Seeing yellow: After 13 years, banana tree bears fruit at Eleva-Strum school
Eleva-Strum elementary principal Marty Kempf stands next to a banana tree in the Eleva-Strum Elementary School Monday. The tree is producing fruit after 13 years, Kempf said. View more photos at LeaderTelegramPhotos.com.
A banana tree is pictured growing inside the Eleva-Strum Elementary School Monday.
Eleva-Strum elementary principal Marty Kempf stands next to a banana tree in the elementary school Monday. View more photos at LeaderTelegramPhotos.com.
When Marty Kempf, then a fourth-grade teacher in the Osseo-Fairchild school district, set a tiny planter cup in his office in 2006, the plant inside it was just three inches tall.
Thirteen years later, the sprout is now a five-foot-plus tree sitting at an Eleva-Strum school — and for the first time, it’s sprouting bananas.
Kempf, now the principal of the Eleva-Strum Elementary School, isn’t sure if he has a green thumb, if he unintentionally put the tree in perfect growing conditions or a combination of both.
“I just cared for it and watered it periodically,” Kempf remembered. “I really didn’t do any research on how to take care of a tropical fruit plant.”
The tree was a gift from one of Kempf’s students in the Osseo-Fairchild district in 2006, he said. The student was moving to Nebraska, and gave Kempf the plant to remember her by, telling him it was a banana tree.
Kempf kept the plant in his office for several more years while he taught fourth grade, he said. When Kempf moved to the Eleva-Strum school district in 2010, the tree was about three feet tall, so he moved it to an elementary school’s entrance.
“I never thought it looked like a banana tree,” Kempf said. “I never had any fruit on it.”
Eight years later, in fall 2018, a pod finally formed on the back of the tree, but eventually dried and fell off.
But in January, the district combined Strum and Eleva elementary schools into one building, attached to the campus where the middle and high schools are built.
The banana tree found a new home in a hallway connecting the elementary, middle and high schools. The hall faces west and has glass paneling, Kempf said: “It’s got a lot of good light.”
The new growing conditions appeared to agree with the tropical tree. Every other day, Kempf or administrative assistant Sue Svoma would give the tree a half-gallon of water, he said. At the beginning of the summer, another pod sprouted.
“It looked like a little football, purple in color,” Kempf remembered. “We said, oh my gosh, this could be bananas.”
One day the leaves on the pod rolled back, revealing small green bananas.
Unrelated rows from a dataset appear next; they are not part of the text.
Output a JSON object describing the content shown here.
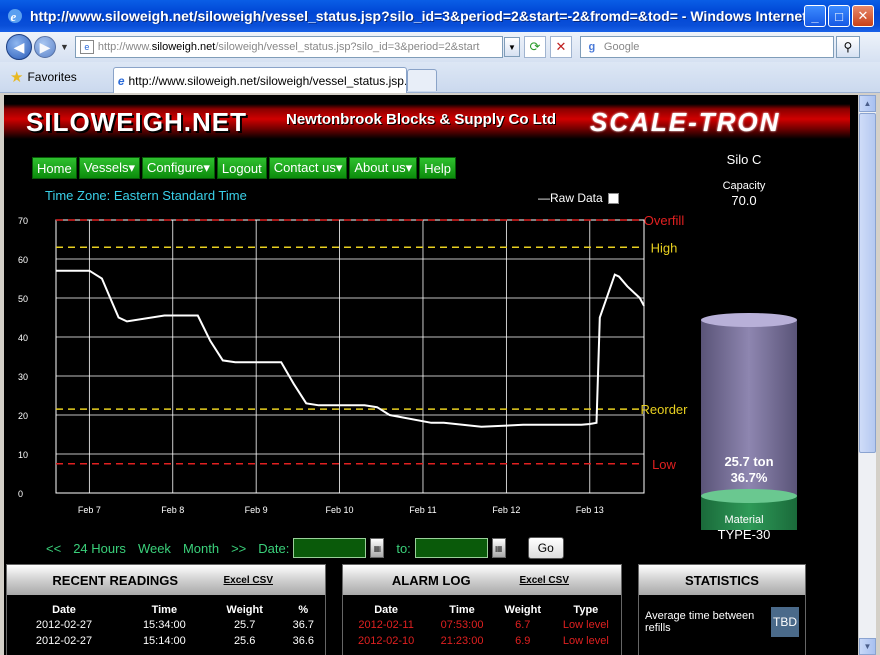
{
  "window": {
    "title": "http://www.siloweigh.net/siloweigh/vessel_status.jsp?silo_id=3&period=2&start=-2&fromd=&tod= - Windows Internet Expl"
  },
  "browser": {
    "url_prefix": "http://www.",
    "url_host": "siloweigh.net",
    "url_rest": "/siloweigh/vessel_status.jsp?silo_id=3&period=2&start",
    "search_placeholder": "Google",
    "favorites_label": "Favorites",
    "tab_title": "http://www.siloweigh.net/siloweigh/vessel_status.jsp..."
  },
  "banner": {
    "logo": "SILOWEIGH.NET",
    "company": "Newtonbrook Blocks & Supply Co Ltd",
    "brand": "SCALE-TRON"
  },
  "menu": [
    {
      "label": "Home"
    },
    {
      "label": "Vessels▾"
    },
    {
      "label": "Configure▾"
    },
    {
      "label": "Logout"
    },
    {
      "label": "Contact us▾"
    },
    {
      "label": "About us▾"
    },
    {
      "label": "Help"
    }
  ],
  "timezone": "Time Zone: Eastern Standard Time",
  "raw_data_label": "—Raw Data",
  "silo": {
    "name": "Silo C",
    "capacity_label": "Capacity",
    "capacity": "70.0",
    "weight_text": "25.7 ton",
    "percent_text": "36.7%",
    "fill_fraction": 0.367,
    "material_label": "Material",
    "material": "TYPE-30"
  },
  "colors": {
    "overfill": "#e02020",
    "high": "#e8d020",
    "reorder": "#e8d020",
    "low": "#e02020",
    "nav_green": "#3ad07a",
    "silo_top": "#8e86b0",
    "silo_material": "#2e9a58"
  },
  "chart_data": {
    "type": "line",
    "ylim": [
      0,
      70
    ],
    "yticks": [
      "0",
      "10",
      "20",
      "30",
      "40",
      "50",
      "60",
      "70"
    ],
    "xticks": [
      "Feb 7",
      "Feb 8",
      "Feb 9",
      "Feb 10",
      "Feb 11",
      "Feb 12",
      "Feb 13"
    ],
    "thresholds": [
      {
        "name": "Overfill",
        "value": 70,
        "color": "#e02020"
      },
      {
        "name": "High",
        "value": 63,
        "color": "#e8d020"
      },
      {
        "name": "Reorder",
        "value": 21.5,
        "color": "#e8d020"
      },
      {
        "name": "Low",
        "value": 7.5,
        "color": "#e02020"
      }
    ],
    "series": [
      {
        "x": [
          6.6,
          7.0,
          7.15,
          7.25,
          7.35,
          7.45,
          7.9,
          8.3,
          8.45,
          8.6,
          8.75,
          9.3,
          9.45,
          9.6,
          9.75,
          10.3,
          10.45,
          10.6,
          11.1,
          11.25,
          11.7,
          12.2,
          12.5,
          12.9,
          13.0,
          13.08,
          13.12,
          13.3,
          13.35,
          13.45,
          13.6,
          13.65
        ],
        "y": [
          57,
          57,
          55,
          50,
          45,
          44,
          45.5,
          45.5,
          39,
          34,
          33.5,
          33.5,
          28,
          23,
          22.5,
          22.5,
          22,
          20,
          18,
          18,
          17,
          17.5,
          17.5,
          17.5,
          17.7,
          18,
          45,
          56,
          55.5,
          53,
          50,
          48
        ]
      }
    ]
  },
  "range_links": {
    "prev": "<<",
    "h24": "24 Hours",
    "week": "Week",
    "month": "Month",
    "next": ">>",
    "date_label": "Date:",
    "to_label": "to:",
    "go": "Go"
  },
  "recent": {
    "title": "RECENT READINGS",
    "excel": "Excel CSV",
    "headers": [
      "Date",
      "Time",
      "Weight",
      "%"
    ],
    "rows": [
      [
        "2012-02-27",
        "15:34:00",
        "25.7",
        "36.7"
      ],
      [
        "2012-02-27",
        "15:14:00",
        "25.6",
        "36.6"
      ]
    ]
  },
  "alarm": {
    "title": "ALARM LOG",
    "excel": "Excel CSV",
    "headers": [
      "Date",
      "Time",
      "Weight",
      "Type"
    ],
    "rows": [
      [
        "2012-02-11",
        "07:53:00",
        "6.7",
        "Low level"
      ],
      [
        "2012-02-10",
        "21:23:00",
        "6.9",
        "Low level"
      ]
    ]
  },
  "stats": {
    "title": "STATISTICS",
    "avg_label": "Average time between refills",
    "avg_value": "TBD"
  }
}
After more water and several weeks later, the fruit grew to about six inches long.
“(People walking by), they stop and take a look at it,” Kempf said. “It’s pretty neat because it’s very evident there are bananas.”
The fruit is still green, so the students and Kempf are being patient to open them, but experiments with the fruit are in the works, he said.
While Kempf doesn’t have an outdoor garden, he may have a talent for growing indoor plants, he admits: “I don’t know what it is, but I have multiple plants that I’ve been able to keep alive for a long period of time … but it’s kind of a fluke that in my mind that I was able to continue the process of the (banana tree) growing.”
Tropical plants can’t be grown outside year-round in Wisconsin, since they can’t survive the cold winters, said Shaun Christensen, floral designer at Christensen Florist and Greenhouses in Chippewa Falls.
Fruit trees require plentiful light — and plenty of time — before they’ll produce fruit, so many people don’t attempt to grow them in Wisconsin, Christensen said: “It’s not a plant that most people in their home can give enough light to produce fruit.”
A hallway with glass windows that offers lots of light — like the banana tree’s spot at the elementary school — is ideal, he said.
“The energy’s got to come from somewhere, and with plants it’s all about light. If they’re not getting enough light, there’s not enough energy to create that fruit,” Christensen said.
The greenhouse doesn’t get many requests for tropical fruit trees from their Chippewa Valley customers, but has sold dwarf citrus and banana trees in the past, he said.
Kempf is excited for his students to return to the elementary and see the new fruit.
“I always told the kids it was a banana tree, but I don’t think they ever believed me,” Kempf said, laughing. “Now I have proof it’s a banana tree.”